And what enchanting, vibrant food it is that Morrish prepares – and with such bewildering serenity, given the sort of broiling heat that would turn a Zen master into a serial killer, in his minuscule glass-fronted pen. After quail eggs served with cumin, smoked paprika and sesame seeds, there arrived a Manchegoflavoured tortilla of amazing fluffiness. Next up came a lavish serving of gorgeous chorizo and salsichon with olives and capers; a plate of mushrooms with baby onions caramelised in rich, treacly Pedro Ximenez sherry; artichoke hearts and butter beans with garlic and herbs; pancettawrapped dates filled with a Spanish blue cheese (Treviso); and a salad of green, yellow and red tomatoes (all tasting of tomato in breach of the Restaurateur’s Code, section nine, subsection three), with a sweet basil relish.
It was already clear from more than the straddling of time zones that this is a Tardis restaurant. The quality of the cooking and such flourishes as exquisitely delicate cutlery established that, in terms of ambition, it is infinitely bigger on the inside than the room’s weeniness would suggest to anyone glancing in from the outside. The cooking then zigzagged through space, from Spain to North Africa and back again, for the main courses. Savoury Moroccan lamb sweetbreads yielded to a spinach salad with pine nuts with garlic croutons, before we nipped back across the Strait of Gibraltar for sweet and smoky doublemarinated loin of Spanish pork with chargrilled piquillo peppers in romesco sauce. “Have you had enough?” asked McNally. We were by no means sated with the cooking of Morrish, who must be the most significant chefly boost to the theory of nominative determinism (the idea that names guide destinies) in Britain. We wanted more, and it came in the guise of gently spiced, herby and sensational Moroccan chicken with pomegranate seeds. Ordinarily, I would have gone on and on but, dissatisfied with its terms and conditions, my tapeworm is working to rule. We ended with homemade ice cream (vanilla, pomegranate and almond) and chocolates.
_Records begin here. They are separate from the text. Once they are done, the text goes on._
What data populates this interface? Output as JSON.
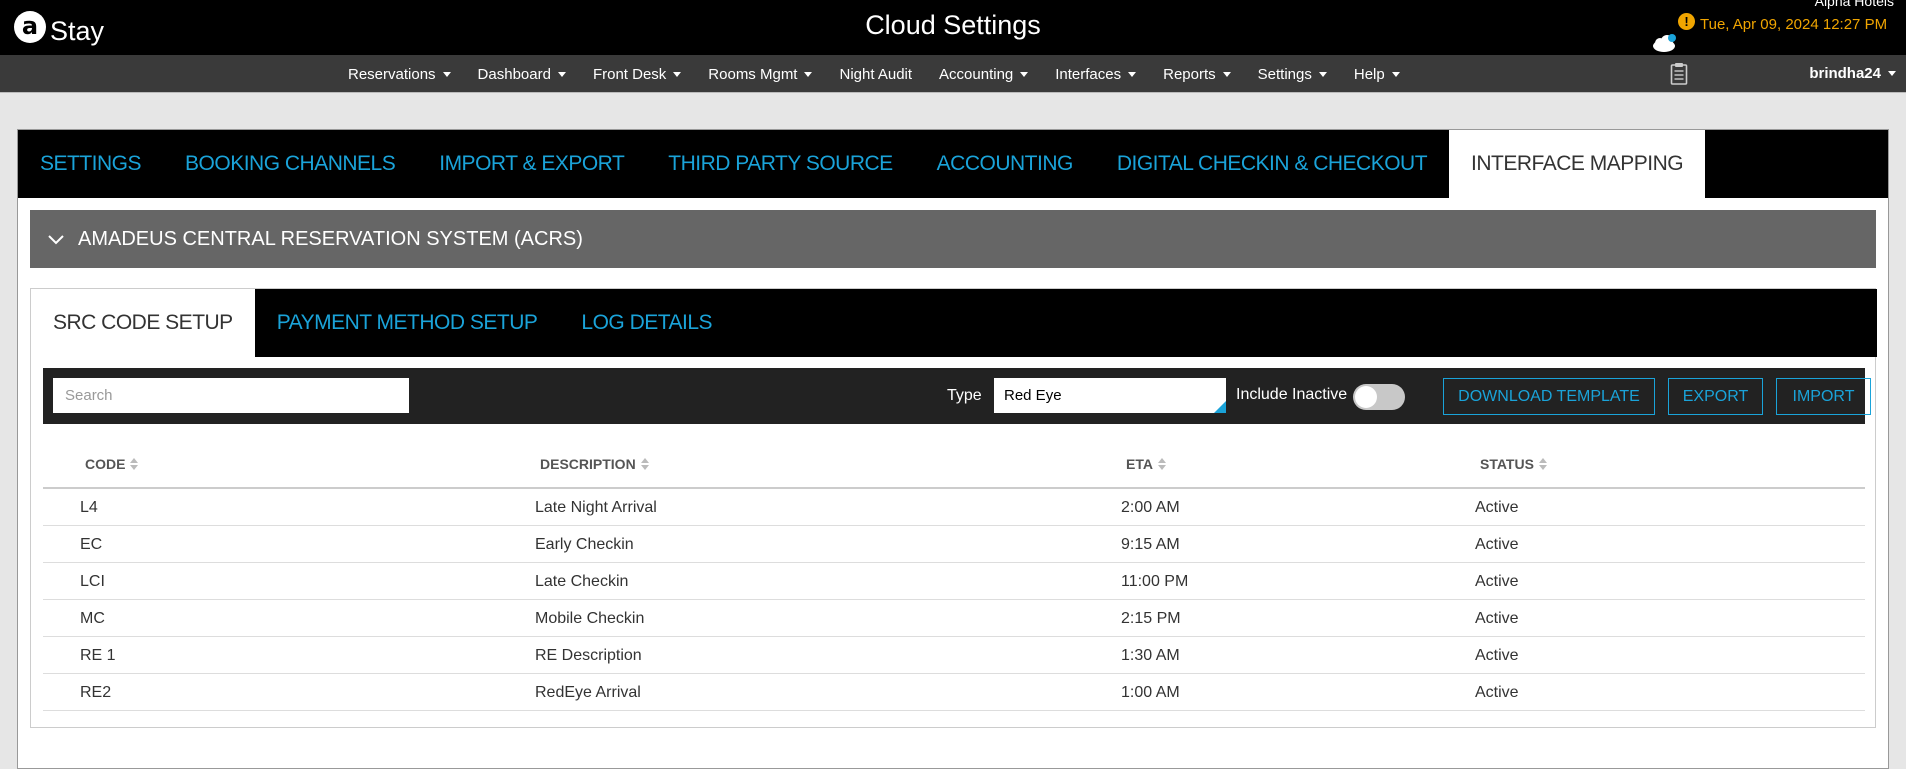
{
  "header": {
    "logo_letter": "a",
    "logo_text": "Stay",
    "title": "Cloud Settings",
    "hotel": "Alpha Hotels",
    "datetime": "Tue, Apr 09, 2024 12:27 PM",
    "alert_symbol": "!"
  },
  "nav": {
    "items": [
      {
        "label": "Reservations",
        "dropdown": true
      },
      {
        "label": "Dashboard",
        "dropdown": true
      },
      {
        "label": "Front Desk",
        "dropdown": true
      },
      {
        "label": "Rooms Mgmt",
        "dropdown": true
      },
      {
        "label": "Night Audit",
        "dropdown": false
      },
      {
        "label": "Accounting",
        "dropdown": true
      },
      {
        "label": "Interfaces",
        "dropdown": true
      },
      {
        "label": "Reports",
        "dropdown": true
      },
      {
        "label": "Settings",
        "dropdown": true
      },
      {
        "label": "Help",
        "dropdown": true
      }
    ],
    "user": "brindha24"
  },
  "tabs": [
    {
      "label": "SETTINGS",
      "active": false
    },
    {
      "label": "BOOKING CHANNELS",
      "active": false
    },
    {
      "label": "IMPORT & EXPORT",
      "active": false
    },
    {
      "label": "THIRD PARTY SOURCE",
      "active": false
    },
    {
      "label": "ACCOUNTING",
      "active": false
    },
    {
      "label": "DIGITAL CHECKIN & CHECKOUT",
      "active": false
    },
    {
      "label": "INTERFACE MAPPING",
      "active": true
    }
  ],
  "accordion": {
    "title": "AMADEUS CENTRAL RESERVATION SYSTEM (ACRS)"
  },
  "sub_tabs": [
    {
      "label": "SRC CODE SETUP",
      "active": true
    },
    {
      "label": "PAYMENT METHOD SETUP",
      "active": false
    },
    {
      "label": "LOG DETAILS",
      "active": false
    }
  ],
  "toolbar": {
    "search_placeholder": "Search",
    "type_label": "Type",
    "type_value": "Red Eye",
    "include_inactive_label": "Include Inactive",
    "include_inactive": false,
    "download_label": "DOWNLOAD TEMPLATE",
    "export_label": "EXPORT",
    "import_label": "IMPORT"
  },
  "table": {
    "columns": [
      "CODE",
      "DESCRIPTION",
      "ETA",
      "STATUS"
    ],
    "rows": [
      {
        "code": "L4",
        "description": "Late Night Arrival",
        "eta": "2:00 AM",
        "status": "Active"
      },
      {
        "code": "EC",
        "description": "Early Checkin",
        "eta": "9:15 AM",
        "status": "Active"
      },
      {
        "code": "LCI",
        "description": "Late Checkin",
        "eta": "11:00 PM",
        "status": "Active"
      },
      {
        "code": "MC",
        "description": "Mobile Checkin",
        "eta": "2:15 PM",
        "status": "Active"
      },
      {
        "code": "RE 1",
        "description": "RE Description",
        "eta": "1:30 AM",
        "status": "Active"
      },
      {
        "code": "RE2",
        "description": "RedEye Arrival",
        "eta": "1:00 AM",
        "status": "Active"
      }
    ]
  },
  "colors": {
    "accent": "#1aa3d9",
    "alert": "#f0a500",
    "header_bg": "#000000",
    "nav_bg": "#3a3a3a",
    "accordion_bg": "#666666"
  }
}
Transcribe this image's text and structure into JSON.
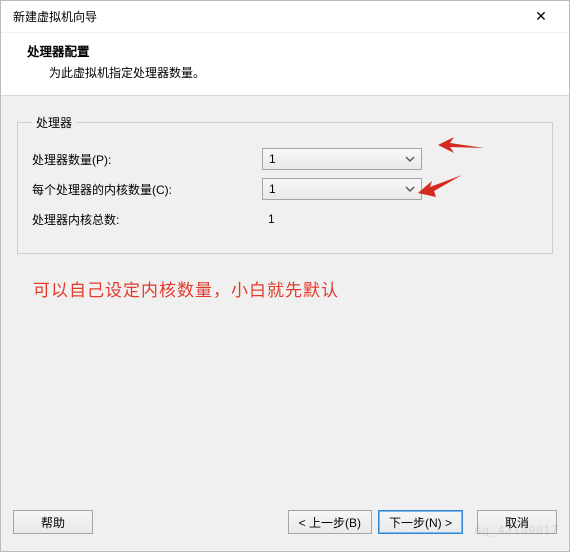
{
  "window": {
    "title": "新建虚拟机向导",
    "close_glyph": "✕"
  },
  "header": {
    "heading": "处理器配置",
    "subheading": "为此虚拟机指定处理器数量。"
  },
  "group": {
    "legend": "处理器",
    "rows": {
      "processors": {
        "label": "处理器数量(P):",
        "value": "1"
      },
      "cores": {
        "label": "每个处理器的内核数量(C):",
        "value": "1"
      },
      "total": {
        "label": "处理器内核总数:",
        "value": "1"
      }
    }
  },
  "annotation": "可以自己设定内核数量，小白就先默认",
  "footer": {
    "help": "帮助",
    "back": "< 上一步(B)",
    "next": "下一步(N) >",
    "cancel": "取消"
  },
  "watermark": "ng_43139817"
}
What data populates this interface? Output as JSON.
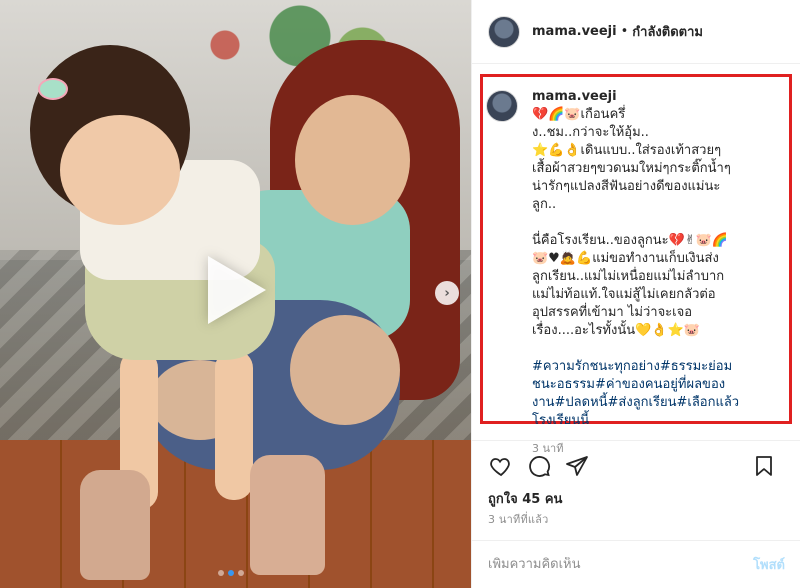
{
  "header": {
    "username": "mama.veeji",
    "separator": "•",
    "follow_status": "กำลังติดตาม"
  },
  "caption": {
    "username": "mama.veeji",
    "lines": [
      "💔🌈🐷เกือนครึ่",
      "ง..ชม..กว่าจะให้อุ้ม..",
      "⭐💪👌เดินแบบ..ใส่รองเท้าสวยๆ",
      "เสื้อผ้าสวยๆขวดนมใหม่ๆกระติ๊กน้ำๆ",
      "น่ารักๆแปลงสีฟันอย่างดีของแม่นะ",
      "ลูก.."
    ],
    "lines2": [
      "นี่คือโรงเรียน..ของลูกนะ💔✌🐷🌈",
      "🐷♥🙇💪แม่ขอทำงานเก็บเงินส่ง",
      "ลูกเรียน..แม่ไม่เหนื่อยแม่ไม่ลำบาก",
      "แม่ไม่ท้อแท้.ใจแม่สู้ไม่เคยกลัวต่อ",
      "อุปสรรคที่เข้ามา ไม่ว่าจะเจอ",
      "เรื่อง....อะไรทั้งนั้น💛👌⭐🐷"
    ],
    "hashtags": [
      "#ความรักชนะทุกอย่าง#ธรรมะย่อม",
      "ชนะอธรรม#ค่าของคนอยู่ที่ผลของ",
      "งาน#ปลดหนี้#ส่งลูกเรียน#เลือกแล้ว",
      "โรงเรียนนี้"
    ],
    "time": "3 นาที"
  },
  "actions": {
    "like_icon": "heart-icon",
    "comment_icon": "comment-icon",
    "share_icon": "share-icon",
    "save_icon": "bookmark-icon"
  },
  "likes": "ถูกใจ 45 คน",
  "post_time": "3 นาทีที่แล้ว",
  "comment": {
    "placeholder": "เพิ่มความคิดเห็น",
    "post_label": "โพสต์"
  },
  "media": {
    "play_icon": "play-icon",
    "next_icon": "chevron-right-icon",
    "next_glyph": "›",
    "slide_count": 3,
    "active_slide": 1
  },
  "colors": {
    "highlight_border": "#e02020",
    "hashtag": "#003569",
    "post_button": "#b2dffc"
  }
}
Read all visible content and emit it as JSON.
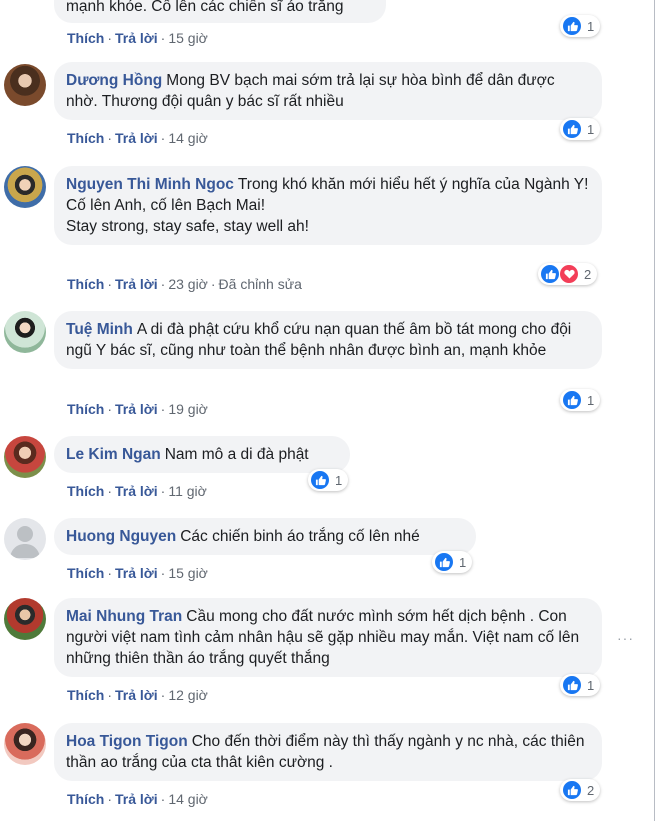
{
  "actions": {
    "like": "Thích",
    "reply": "Trả lời",
    "dot": "·"
  },
  "comments": [
    {
      "author": "",
      "text": "mạnh khỏe. Cố lên các chiến sĩ áo trắng",
      "time": "15 giờ",
      "edited": "",
      "reaction_count": "1",
      "reaction_types": [
        "like"
      ]
    },
    {
      "author": "Dương Hồng",
      "text": "Mong BV bạch mai sớm trả lại sự hòa bình để dân được nhờ. Thương đội quân y bác sĩ rất nhiều",
      "time": "14 giờ",
      "edited": "",
      "reaction_count": "1",
      "reaction_types": [
        "like"
      ]
    },
    {
      "author": "Nguyen Thi Minh Ngoc",
      "text": "Trong khó khăn mới hiểu hết ý nghĩa của Ngành Y!",
      "line2": "Cố lên Anh, cố lên Bạch Mai!",
      "line3": "Stay strong, stay safe, stay well ah!",
      "time": "23 giờ",
      "edited": "Đã chỉnh sửa",
      "reaction_count": "2",
      "reaction_types": [
        "like",
        "love"
      ]
    },
    {
      "author": "Tuệ Minh",
      "text": "A di đà phật cứu khổ cứu nạn quan thế âm bồ tát mong cho đội ngũ Y bác sĩ, cũng như toàn thể bệnh nhân được bình an, mạnh khỏe",
      "time": "19 giờ",
      "edited": "",
      "reaction_count": "1",
      "reaction_types": [
        "like"
      ]
    },
    {
      "author": "Le Kim Ngan",
      "text": "Nam mô a di đà phật",
      "time": "11 giờ",
      "edited": "",
      "reaction_count": "1",
      "reaction_types": [
        "like"
      ]
    },
    {
      "author": "Huong Nguyen",
      "text": "Các chiến binh áo trắng cố lên nhé",
      "time": "15 giờ",
      "edited": "",
      "reaction_count": "1",
      "reaction_types": [
        "like"
      ]
    },
    {
      "author": "Mai Nhung Tran",
      "text": "Cầu mong cho đất nước mình sớm hết dịch bệnh . Con người việt nam tình cảm nhân hậu sẽ gặp nhiều may mắn. Việt nam cố lên những thiên thần áo trắng quyết thắng",
      "time": "12 giờ",
      "edited": "",
      "reaction_count": "1",
      "reaction_types": [
        "like"
      ]
    },
    {
      "author": "Hoa Tigon Tigon",
      "text": "Cho đến thời điểm này thì thấy ngành y nc nhà, các thiên thần ao trắng của cta thât kiên cường .",
      "time": "14 giờ",
      "edited": "",
      "reaction_count": "2",
      "reaction_types": [
        "like"
      ]
    }
  ],
  "colors": {
    "link": "#385898",
    "bubble": "#f2f3f5",
    "like": "#1877f2",
    "love": "#f33e58"
  }
}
My solitary reservation about feverishly recommending Del Parc is the small chance of encountering Alastair Campbell, who lives nearby, while the evening’s only moan concerned the music. “It’s bit belly dancery, and not so good tonight,” said one regular. “Oh, God, is that Madonna?” It was, with La Isla Bonita. But there was no faulting the cooking, service or warmth of a room that transcends the limitations of its spatial dimensions, and radiates the rosy glow found only in labour-oflove neighbourhood restaurants which treat their punters not as sheep to be fleeced but as cherished friends. “I’ve never been anywhere as idiosyncratic and personal,” said one of those ultra-loyalists as we lingered over the dregs of a decent house Rioja and coffee. “Apart from the people and the food, what I love is that it’s not following any kind of trend.” It isn’t, but in an ideal world it would certainly start one.